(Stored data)
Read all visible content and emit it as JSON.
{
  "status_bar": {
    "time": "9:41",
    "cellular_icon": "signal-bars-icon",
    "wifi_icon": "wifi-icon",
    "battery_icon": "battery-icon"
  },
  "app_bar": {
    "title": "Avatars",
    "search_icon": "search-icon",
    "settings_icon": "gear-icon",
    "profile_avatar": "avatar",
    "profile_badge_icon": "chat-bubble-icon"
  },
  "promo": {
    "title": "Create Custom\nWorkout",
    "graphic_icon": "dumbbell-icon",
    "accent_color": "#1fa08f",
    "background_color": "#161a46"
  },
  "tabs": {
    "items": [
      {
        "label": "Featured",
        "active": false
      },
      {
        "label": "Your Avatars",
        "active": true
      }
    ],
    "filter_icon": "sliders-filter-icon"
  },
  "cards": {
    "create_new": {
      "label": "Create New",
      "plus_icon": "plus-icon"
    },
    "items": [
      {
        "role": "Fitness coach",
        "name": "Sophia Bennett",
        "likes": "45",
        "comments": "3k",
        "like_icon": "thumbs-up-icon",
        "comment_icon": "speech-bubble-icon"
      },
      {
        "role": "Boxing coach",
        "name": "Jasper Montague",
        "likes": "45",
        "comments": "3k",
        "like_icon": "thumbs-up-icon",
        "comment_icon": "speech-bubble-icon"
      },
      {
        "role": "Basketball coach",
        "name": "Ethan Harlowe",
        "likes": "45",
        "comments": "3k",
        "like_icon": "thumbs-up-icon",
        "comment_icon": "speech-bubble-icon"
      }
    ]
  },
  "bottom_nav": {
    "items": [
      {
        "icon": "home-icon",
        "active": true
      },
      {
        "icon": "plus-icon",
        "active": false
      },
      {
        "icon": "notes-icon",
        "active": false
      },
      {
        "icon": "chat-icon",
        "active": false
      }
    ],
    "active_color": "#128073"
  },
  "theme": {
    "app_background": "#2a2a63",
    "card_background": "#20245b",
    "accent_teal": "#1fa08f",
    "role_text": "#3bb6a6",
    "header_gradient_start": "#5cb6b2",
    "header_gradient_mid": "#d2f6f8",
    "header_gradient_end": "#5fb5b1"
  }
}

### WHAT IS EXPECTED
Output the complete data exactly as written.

### ANSWER TO THIS PROBLEM
Read all visible content and emit it as JSON.
{
  "status_bar": {
    "time": "9:41",
    "cellular_icon": "signal-bars-icon",
    "wifi_icon": "wifi-icon",
    "battery_icon": "battery-icon"
  },
  "app_bar": {
    "title": "Avatars",
    "search_icon": "search-icon",
    "settings_icon": "gear-icon",
    "profile_avatar": "avatar",
    "profile_badge_icon": "chat-bubble-icon"
  },
  "promo": {
    "title": "Create Custom\nWorkout",
    "graphic_icon": "dumbbell-icon",
    "accent_color": "#1fa08f",
    "background_color": "#161a46"
  },
  "tabs": {
    "items": [
      {
        "label": "Featured",
        "active": false
      },
      {
        "label": "Your Avatars",
        "active": true
      }
    ],
    "filter_icon": "sliders-filter-icon"
  },
  "cards": {
    "create_new": {
      "label": "Create New",
      "plus_icon": "plus-icon"
    },
    "items": [
      {
        "role": "Fitness coach",
        "name": "Sophia Bennett",
        "likes": "45",
        "comments": "3k",
        "like_icon": "thumbs-up-icon",
        "comment_icon": "speech-bubble-icon"
      },
      {
        "role": "Boxing coach",
        "name": "Jasper Montague",
        "likes": "45",
        "comments": "3k",
        "like_icon": "thumbs-up-icon",
        "comment_icon": "speech-bubble-icon"
      },
      {
        "role": "Basketball coach",
        "name": "Ethan Harlowe",
        "likes": "45",
        "comments": "3k",
        "like_icon": "thumbs-up-icon",
        "comment_icon": "speech-bubble-icon"
      }
    ]
  },
  "bottom_nav": {
    "items": [
      {
        "icon": "home-icon",
        "active": true
      },
      {
        "icon": "plus-icon",
        "active": false
      },
      {
        "icon": "notes-icon",
        "active": false
      },
      {
        "icon": "chat-icon",
        "active": false
      }
    ],
    "active_color": "#128073"
  },
  "theme": {
    "app_background": "#2a2a63",
    "card_background": "#20245b",
    "accent_teal": "#1fa08f",
    "role_text": "#3bb6a6",
    "header_gradient_start": "#5cb6b2",
    "header_gradient_mid": "#d2f6f8",
    "header_gradient_end": "#5fb5b1"
  }
}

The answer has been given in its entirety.